- ASSIGNMENT:
Which lines of the listing below contain the word "refer"? Copy each of them.

- DATA RECORDS:
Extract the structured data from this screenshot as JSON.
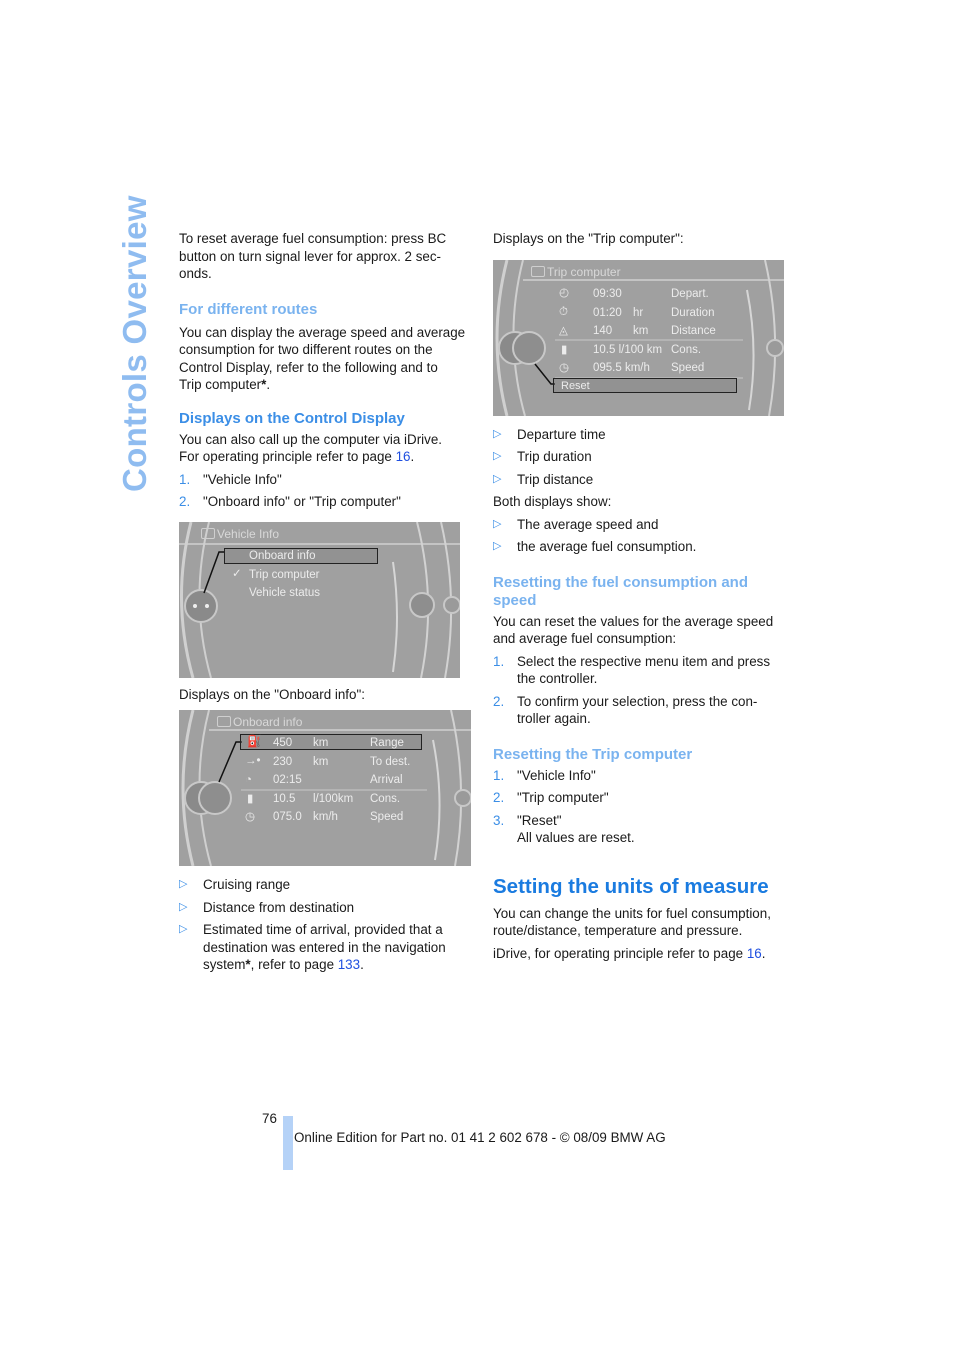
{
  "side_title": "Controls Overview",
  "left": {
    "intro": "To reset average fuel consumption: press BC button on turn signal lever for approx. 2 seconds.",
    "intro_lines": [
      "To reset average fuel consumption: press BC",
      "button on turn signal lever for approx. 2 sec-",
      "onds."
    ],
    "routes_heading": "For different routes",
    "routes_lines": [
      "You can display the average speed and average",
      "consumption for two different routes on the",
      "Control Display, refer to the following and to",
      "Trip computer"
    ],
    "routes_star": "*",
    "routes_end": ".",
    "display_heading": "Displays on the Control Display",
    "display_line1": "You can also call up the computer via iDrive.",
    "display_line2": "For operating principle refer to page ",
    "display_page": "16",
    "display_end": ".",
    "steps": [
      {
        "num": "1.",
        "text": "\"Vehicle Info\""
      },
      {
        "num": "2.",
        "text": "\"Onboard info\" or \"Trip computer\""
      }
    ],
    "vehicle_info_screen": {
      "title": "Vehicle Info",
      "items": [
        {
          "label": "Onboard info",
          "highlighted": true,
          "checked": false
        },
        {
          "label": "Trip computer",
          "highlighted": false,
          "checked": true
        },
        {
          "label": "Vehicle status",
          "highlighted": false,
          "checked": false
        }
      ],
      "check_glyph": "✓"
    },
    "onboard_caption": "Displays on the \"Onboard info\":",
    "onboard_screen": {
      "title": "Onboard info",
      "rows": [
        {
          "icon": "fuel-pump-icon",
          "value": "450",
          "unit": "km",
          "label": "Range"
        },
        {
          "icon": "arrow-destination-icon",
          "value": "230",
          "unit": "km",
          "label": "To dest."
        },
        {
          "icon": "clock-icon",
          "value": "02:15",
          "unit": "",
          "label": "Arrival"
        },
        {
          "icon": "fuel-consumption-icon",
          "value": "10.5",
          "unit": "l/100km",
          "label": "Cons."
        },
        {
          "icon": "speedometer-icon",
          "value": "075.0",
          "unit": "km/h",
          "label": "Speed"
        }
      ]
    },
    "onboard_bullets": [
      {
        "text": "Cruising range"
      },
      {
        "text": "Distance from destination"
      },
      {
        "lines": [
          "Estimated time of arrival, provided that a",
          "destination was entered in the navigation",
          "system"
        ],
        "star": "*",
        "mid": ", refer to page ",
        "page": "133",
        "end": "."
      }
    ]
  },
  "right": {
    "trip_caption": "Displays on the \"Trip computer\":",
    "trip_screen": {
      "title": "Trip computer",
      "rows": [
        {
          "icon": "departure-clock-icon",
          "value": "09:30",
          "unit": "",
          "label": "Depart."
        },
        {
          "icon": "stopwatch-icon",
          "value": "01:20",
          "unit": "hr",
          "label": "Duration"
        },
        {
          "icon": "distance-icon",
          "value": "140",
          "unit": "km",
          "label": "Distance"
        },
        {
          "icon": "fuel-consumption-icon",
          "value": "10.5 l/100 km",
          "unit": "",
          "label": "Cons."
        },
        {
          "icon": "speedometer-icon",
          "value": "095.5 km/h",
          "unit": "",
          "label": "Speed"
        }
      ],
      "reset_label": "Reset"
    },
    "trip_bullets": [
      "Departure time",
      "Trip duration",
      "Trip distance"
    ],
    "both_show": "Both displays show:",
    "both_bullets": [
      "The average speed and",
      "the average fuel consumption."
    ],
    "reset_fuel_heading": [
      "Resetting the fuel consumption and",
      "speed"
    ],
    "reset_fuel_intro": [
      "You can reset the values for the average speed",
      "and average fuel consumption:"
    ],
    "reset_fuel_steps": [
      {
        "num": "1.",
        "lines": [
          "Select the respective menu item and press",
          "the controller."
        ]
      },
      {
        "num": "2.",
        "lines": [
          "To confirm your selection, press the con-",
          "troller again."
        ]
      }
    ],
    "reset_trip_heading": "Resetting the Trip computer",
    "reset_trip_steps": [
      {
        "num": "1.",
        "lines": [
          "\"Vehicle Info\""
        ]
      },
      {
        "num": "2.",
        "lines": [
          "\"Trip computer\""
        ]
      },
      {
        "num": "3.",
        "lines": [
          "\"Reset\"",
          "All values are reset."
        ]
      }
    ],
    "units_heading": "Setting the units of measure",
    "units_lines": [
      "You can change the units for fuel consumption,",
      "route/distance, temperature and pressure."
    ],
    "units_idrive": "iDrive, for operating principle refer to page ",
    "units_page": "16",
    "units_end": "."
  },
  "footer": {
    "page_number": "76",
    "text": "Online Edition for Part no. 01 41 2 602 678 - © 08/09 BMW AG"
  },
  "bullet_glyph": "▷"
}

- ANSWER SECTION:
      "Control Display, refer to the following and to",
    "display_line2": "For operating principle refer to page ",
        "mid": ", refer to page ",
    "units_idrive": "iDrive, for operating principle refer to page ",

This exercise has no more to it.